Maple Leafs
(John E. Sokolowski-USA TODAY Sports)

Some have criticized the length and price of the contract, but I like it.  If compared to what Kulemin signed for, I love it. Kulemin – in the words of the veritable Donald S. Cherry – “Doesn’t fight, doesn’t hit, doesn’t score,” and his one 30 goal season seems like a freak occurrence. If the Leafs can generate enough offensive elsewhere in the lineup – and I think they can – then the slight loss in offensive abilities between Komarov and Kulemin is offset by the fact that Komarov is faster and more likely to be noticeable shift to shift, game to game, than Kulemin. Also, he’s considerably cheaper, so I think this is a huge win for the Leafs in every way.

I wish Kulemin all the best, but he was a frustrating player and with Komarov and Frattin, the Leafs can make big strides in getting back to being the high octane, swift skaing team that almost upset the Bruins two seasons ago.
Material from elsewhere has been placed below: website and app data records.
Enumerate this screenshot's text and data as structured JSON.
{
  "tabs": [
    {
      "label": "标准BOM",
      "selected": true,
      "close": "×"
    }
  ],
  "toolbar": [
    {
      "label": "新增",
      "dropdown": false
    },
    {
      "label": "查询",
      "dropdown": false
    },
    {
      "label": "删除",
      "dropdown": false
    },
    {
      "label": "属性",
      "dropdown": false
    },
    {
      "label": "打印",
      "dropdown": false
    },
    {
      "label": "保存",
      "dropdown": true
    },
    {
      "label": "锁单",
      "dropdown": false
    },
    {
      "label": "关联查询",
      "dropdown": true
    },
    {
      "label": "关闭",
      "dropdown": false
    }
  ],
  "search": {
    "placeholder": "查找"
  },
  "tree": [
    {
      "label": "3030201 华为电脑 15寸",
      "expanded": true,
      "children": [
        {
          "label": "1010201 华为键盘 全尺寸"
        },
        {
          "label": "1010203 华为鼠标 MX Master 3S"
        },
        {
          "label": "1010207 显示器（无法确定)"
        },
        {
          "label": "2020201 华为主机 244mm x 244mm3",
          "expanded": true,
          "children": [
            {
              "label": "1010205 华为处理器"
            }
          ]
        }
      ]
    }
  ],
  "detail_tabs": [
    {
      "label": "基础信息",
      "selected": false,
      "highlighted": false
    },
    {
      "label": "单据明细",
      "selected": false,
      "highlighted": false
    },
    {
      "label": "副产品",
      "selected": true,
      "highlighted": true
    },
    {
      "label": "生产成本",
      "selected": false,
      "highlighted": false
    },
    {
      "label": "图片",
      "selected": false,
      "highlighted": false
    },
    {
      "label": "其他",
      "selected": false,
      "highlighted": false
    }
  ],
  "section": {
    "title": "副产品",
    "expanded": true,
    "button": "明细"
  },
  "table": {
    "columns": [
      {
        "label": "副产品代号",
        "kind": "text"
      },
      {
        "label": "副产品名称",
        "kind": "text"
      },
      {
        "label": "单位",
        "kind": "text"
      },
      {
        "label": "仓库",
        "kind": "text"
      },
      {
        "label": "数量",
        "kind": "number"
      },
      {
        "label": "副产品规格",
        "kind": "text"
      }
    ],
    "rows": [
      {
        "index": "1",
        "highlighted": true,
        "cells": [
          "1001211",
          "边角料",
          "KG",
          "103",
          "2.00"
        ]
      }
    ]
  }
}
I would look for the speedy Komarov to find a home on the Leafs third line, scoring perhaps 10 goals over the course of the season, drawing penalties, pressuring the puck and getting under the skin of the opposition. His speed will allow him to be a versatile option for Leafs coach Randy Carlyle, as he can move around the lineup and even play centre should that be necessary. Also, with the Leafs stating recently that they expect to see RC play his fourth line a lot more, Komarov could even find a home there, and it wouldn’t be insulting, as the Leafs have a lot of bottom six depth and will surely look to use their speed to exploit opponents this year.

One final thing to note about Komarov is that his sense of humour and extreme effort and work ethic have been welcomed back by his teammates with enthusiasm. How much do the vaunted qualities of leadership and heart matter? To what extent does being a popular teammate equate to on-ice success? Since these things cannot be measured in any meaningful or accurate way, we may never know. I tend to think of these things as probably less important than they are made to be, but can’t pretend to have the definitive view of things, obviously. That being said, Komarov brings all of these things and he brings them in spades. Whatever intangibles do or do not contribute to the overall success of a team, Komarov will contribute them.


Overall, Komarov seems destined to resume his role as a fan favorite in the Blue and White and I hope he has a great season because there are few players who score less than 10 goals who are as fun to watch, and there are even fewer who are as fun to listen to.